===== Data for review =====
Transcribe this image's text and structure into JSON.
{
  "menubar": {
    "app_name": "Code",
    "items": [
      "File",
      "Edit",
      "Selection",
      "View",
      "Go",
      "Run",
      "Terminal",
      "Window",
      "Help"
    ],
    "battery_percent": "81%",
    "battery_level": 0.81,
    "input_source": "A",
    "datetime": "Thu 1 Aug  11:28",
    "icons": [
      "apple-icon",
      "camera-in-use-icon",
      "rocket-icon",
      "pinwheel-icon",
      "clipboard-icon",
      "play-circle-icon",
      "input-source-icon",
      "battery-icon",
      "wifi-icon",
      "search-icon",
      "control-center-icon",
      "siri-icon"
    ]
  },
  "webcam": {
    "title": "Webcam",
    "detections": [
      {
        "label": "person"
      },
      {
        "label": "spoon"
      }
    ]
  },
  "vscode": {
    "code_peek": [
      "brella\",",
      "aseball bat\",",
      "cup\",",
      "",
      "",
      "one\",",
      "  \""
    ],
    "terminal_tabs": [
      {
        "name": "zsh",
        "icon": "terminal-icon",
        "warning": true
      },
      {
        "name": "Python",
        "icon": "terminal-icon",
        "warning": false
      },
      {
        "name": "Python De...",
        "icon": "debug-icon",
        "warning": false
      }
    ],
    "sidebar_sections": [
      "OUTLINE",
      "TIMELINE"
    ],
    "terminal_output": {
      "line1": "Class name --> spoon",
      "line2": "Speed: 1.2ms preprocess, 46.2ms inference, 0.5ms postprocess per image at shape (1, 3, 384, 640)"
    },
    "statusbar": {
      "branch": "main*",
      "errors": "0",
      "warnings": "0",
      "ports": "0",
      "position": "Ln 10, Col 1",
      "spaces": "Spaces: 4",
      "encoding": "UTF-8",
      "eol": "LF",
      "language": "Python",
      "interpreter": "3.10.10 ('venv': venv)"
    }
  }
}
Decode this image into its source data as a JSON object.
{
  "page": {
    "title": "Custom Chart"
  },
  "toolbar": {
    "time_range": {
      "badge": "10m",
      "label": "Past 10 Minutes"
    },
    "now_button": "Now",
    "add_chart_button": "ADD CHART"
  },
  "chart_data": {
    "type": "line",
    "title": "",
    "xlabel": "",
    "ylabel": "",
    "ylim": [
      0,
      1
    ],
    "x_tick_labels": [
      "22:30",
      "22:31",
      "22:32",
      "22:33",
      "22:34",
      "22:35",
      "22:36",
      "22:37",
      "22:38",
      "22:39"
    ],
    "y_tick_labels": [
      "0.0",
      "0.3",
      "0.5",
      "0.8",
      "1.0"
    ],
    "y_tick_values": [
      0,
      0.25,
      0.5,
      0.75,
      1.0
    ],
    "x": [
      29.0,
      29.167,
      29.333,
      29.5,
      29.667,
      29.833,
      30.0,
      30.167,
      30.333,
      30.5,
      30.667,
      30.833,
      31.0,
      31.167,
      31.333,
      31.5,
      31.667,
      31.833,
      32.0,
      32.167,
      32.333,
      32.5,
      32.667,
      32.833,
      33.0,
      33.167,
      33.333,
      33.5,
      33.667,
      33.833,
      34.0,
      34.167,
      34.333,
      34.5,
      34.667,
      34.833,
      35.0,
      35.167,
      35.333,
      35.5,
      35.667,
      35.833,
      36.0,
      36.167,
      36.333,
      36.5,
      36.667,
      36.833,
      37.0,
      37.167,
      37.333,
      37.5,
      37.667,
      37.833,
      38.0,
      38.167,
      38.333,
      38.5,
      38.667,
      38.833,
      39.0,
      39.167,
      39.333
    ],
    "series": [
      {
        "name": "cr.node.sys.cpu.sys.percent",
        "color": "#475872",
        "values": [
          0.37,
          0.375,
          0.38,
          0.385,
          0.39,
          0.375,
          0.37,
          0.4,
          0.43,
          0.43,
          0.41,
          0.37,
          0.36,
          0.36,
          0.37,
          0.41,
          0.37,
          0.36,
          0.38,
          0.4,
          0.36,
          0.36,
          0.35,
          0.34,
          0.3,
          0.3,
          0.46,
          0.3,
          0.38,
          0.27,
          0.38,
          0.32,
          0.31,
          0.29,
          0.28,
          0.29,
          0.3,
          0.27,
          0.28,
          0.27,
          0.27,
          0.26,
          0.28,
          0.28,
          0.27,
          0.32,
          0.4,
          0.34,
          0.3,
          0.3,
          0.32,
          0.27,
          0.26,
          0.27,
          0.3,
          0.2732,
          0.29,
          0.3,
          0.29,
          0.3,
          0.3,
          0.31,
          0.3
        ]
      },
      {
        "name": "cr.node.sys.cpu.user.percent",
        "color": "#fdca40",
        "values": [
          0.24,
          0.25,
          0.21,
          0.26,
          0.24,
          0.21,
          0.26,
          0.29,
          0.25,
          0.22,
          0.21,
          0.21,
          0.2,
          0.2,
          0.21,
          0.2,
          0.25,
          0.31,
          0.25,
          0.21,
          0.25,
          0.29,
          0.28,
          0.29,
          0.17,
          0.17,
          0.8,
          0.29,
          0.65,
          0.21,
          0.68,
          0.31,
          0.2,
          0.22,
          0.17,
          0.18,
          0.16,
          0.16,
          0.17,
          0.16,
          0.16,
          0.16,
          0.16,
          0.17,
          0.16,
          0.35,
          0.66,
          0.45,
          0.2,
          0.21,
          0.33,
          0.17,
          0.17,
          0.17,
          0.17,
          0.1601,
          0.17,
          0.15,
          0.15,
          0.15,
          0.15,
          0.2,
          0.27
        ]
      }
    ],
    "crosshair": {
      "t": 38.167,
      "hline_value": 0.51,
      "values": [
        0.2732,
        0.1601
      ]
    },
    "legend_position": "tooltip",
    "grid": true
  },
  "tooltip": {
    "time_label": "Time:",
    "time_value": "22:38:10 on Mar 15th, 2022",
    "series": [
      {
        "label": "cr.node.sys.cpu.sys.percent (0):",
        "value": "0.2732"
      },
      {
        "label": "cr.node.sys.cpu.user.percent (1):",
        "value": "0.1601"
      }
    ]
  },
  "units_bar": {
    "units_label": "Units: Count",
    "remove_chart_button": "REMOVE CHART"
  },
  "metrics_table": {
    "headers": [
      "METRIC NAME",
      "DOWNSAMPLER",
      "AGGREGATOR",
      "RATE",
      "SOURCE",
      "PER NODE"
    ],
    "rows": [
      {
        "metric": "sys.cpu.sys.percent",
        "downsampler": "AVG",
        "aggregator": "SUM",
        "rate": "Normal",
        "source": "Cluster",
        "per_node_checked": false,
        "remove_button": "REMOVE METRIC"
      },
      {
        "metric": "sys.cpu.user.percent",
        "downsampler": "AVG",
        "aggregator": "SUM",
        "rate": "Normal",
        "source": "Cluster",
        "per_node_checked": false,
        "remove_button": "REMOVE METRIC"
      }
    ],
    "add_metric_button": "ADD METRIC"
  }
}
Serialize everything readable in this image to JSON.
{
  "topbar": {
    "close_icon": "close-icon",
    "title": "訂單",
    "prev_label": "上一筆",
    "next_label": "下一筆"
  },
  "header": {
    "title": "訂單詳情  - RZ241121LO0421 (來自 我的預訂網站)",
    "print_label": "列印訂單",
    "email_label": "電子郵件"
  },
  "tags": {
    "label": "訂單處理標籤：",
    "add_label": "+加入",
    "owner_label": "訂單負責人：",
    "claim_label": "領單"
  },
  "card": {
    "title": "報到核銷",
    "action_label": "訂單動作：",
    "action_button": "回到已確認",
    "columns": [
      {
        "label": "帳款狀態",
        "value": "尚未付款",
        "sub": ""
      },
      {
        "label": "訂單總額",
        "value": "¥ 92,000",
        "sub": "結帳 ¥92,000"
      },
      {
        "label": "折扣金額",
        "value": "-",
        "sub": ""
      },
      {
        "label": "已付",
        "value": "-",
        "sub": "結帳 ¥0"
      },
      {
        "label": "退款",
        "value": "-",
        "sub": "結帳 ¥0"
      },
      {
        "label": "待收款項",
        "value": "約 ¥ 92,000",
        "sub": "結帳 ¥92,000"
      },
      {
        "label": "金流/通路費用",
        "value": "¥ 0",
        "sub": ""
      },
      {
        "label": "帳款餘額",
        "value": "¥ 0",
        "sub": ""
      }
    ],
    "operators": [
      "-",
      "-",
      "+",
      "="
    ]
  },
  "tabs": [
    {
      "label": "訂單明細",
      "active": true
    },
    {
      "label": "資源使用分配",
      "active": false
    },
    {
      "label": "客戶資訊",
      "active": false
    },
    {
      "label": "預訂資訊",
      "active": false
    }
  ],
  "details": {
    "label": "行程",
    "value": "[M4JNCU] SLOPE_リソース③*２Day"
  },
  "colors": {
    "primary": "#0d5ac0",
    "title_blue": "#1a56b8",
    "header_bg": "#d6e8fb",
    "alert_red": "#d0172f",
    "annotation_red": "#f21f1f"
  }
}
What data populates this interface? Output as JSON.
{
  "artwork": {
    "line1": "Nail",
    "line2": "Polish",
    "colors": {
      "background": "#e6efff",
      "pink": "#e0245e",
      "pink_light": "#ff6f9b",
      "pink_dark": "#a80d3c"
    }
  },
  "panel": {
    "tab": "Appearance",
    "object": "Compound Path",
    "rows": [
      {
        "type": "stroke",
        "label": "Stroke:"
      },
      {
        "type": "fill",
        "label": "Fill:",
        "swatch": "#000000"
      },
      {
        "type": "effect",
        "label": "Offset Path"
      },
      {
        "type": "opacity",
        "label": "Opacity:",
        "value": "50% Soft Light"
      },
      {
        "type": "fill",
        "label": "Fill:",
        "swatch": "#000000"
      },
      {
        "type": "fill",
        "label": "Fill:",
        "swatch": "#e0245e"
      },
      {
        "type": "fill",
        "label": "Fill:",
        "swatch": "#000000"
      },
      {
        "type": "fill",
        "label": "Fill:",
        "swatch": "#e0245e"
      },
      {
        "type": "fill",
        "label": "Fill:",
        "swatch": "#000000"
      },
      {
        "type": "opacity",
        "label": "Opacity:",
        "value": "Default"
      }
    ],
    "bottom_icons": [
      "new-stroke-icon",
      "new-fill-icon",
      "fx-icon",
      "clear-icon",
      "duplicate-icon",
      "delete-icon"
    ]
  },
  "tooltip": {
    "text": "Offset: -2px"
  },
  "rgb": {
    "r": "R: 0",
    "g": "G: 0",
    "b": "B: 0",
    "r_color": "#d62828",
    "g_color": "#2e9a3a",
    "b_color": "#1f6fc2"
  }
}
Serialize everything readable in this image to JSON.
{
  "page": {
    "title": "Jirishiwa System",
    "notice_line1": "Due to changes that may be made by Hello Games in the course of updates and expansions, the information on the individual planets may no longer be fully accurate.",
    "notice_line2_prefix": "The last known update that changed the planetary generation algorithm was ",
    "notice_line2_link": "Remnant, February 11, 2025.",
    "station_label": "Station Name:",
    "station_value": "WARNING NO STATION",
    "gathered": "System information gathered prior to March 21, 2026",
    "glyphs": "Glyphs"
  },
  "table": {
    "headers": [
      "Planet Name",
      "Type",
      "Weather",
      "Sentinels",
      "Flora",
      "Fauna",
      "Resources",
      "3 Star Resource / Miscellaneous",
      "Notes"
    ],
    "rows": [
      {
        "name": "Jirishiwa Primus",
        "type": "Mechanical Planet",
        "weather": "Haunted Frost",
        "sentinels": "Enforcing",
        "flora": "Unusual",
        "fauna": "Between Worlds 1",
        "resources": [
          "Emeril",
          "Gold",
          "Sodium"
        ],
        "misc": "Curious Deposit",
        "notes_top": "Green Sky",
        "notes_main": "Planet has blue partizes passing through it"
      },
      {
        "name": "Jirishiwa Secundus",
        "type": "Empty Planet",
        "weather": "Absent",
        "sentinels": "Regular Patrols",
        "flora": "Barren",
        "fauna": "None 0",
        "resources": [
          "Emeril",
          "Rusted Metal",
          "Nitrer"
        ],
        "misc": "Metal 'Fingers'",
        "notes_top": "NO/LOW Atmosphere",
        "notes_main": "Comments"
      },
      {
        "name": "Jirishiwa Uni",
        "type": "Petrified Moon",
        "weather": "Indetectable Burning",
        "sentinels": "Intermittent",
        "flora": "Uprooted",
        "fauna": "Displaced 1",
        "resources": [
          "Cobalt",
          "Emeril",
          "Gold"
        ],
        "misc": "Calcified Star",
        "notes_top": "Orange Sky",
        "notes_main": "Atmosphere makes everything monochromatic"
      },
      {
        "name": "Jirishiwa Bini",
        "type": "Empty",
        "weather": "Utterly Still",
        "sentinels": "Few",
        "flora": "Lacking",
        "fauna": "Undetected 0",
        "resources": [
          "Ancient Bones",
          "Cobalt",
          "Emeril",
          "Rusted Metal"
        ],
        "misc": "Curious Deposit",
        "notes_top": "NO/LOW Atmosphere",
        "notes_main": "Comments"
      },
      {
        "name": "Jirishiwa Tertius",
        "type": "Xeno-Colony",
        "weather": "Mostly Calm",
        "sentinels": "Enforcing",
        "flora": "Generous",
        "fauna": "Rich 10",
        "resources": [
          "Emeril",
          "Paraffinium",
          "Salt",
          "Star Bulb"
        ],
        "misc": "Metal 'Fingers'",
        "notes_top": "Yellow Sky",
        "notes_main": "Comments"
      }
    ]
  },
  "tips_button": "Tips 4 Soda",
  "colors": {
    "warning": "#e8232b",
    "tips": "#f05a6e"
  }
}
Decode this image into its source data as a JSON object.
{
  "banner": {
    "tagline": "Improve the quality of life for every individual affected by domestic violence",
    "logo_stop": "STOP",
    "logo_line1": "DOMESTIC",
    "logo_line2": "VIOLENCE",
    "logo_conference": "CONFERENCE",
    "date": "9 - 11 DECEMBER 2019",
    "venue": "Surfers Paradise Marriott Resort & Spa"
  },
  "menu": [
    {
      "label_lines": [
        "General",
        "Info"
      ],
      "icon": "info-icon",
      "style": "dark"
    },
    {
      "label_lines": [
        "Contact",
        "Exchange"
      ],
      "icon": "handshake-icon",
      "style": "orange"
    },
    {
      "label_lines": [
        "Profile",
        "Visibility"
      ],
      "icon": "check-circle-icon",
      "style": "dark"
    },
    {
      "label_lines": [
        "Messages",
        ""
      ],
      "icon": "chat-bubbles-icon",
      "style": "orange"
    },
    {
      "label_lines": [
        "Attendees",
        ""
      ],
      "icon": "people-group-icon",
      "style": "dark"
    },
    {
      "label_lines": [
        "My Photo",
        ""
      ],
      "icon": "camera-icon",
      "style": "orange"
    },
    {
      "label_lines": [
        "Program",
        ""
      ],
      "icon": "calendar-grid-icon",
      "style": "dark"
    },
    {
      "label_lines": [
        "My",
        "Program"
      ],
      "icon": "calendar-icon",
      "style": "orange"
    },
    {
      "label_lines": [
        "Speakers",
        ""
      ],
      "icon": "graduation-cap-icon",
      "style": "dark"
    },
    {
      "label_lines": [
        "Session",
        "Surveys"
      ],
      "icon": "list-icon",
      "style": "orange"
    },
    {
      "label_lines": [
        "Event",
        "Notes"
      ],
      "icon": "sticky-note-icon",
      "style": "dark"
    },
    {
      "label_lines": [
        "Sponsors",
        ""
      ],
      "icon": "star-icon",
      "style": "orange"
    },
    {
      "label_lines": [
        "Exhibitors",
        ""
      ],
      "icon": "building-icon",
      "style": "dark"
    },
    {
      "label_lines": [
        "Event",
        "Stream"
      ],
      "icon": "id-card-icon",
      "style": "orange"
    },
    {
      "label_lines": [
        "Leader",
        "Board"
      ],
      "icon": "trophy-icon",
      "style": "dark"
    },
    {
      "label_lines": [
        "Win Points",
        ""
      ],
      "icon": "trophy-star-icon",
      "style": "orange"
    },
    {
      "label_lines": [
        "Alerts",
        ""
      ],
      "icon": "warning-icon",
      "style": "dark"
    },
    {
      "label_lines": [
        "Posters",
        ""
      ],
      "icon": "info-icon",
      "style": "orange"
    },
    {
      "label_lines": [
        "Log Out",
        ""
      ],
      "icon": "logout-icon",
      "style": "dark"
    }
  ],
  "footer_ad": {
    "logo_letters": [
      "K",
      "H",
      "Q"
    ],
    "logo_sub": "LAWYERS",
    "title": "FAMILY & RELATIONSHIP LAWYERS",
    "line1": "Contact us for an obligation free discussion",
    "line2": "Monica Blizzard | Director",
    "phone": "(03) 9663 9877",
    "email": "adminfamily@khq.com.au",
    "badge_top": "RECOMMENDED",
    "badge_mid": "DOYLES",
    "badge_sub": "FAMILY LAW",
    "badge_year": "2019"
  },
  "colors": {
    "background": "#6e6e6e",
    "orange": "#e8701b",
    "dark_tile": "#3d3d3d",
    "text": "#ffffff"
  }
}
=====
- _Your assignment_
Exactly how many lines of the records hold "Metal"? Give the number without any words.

- _Completed task_
4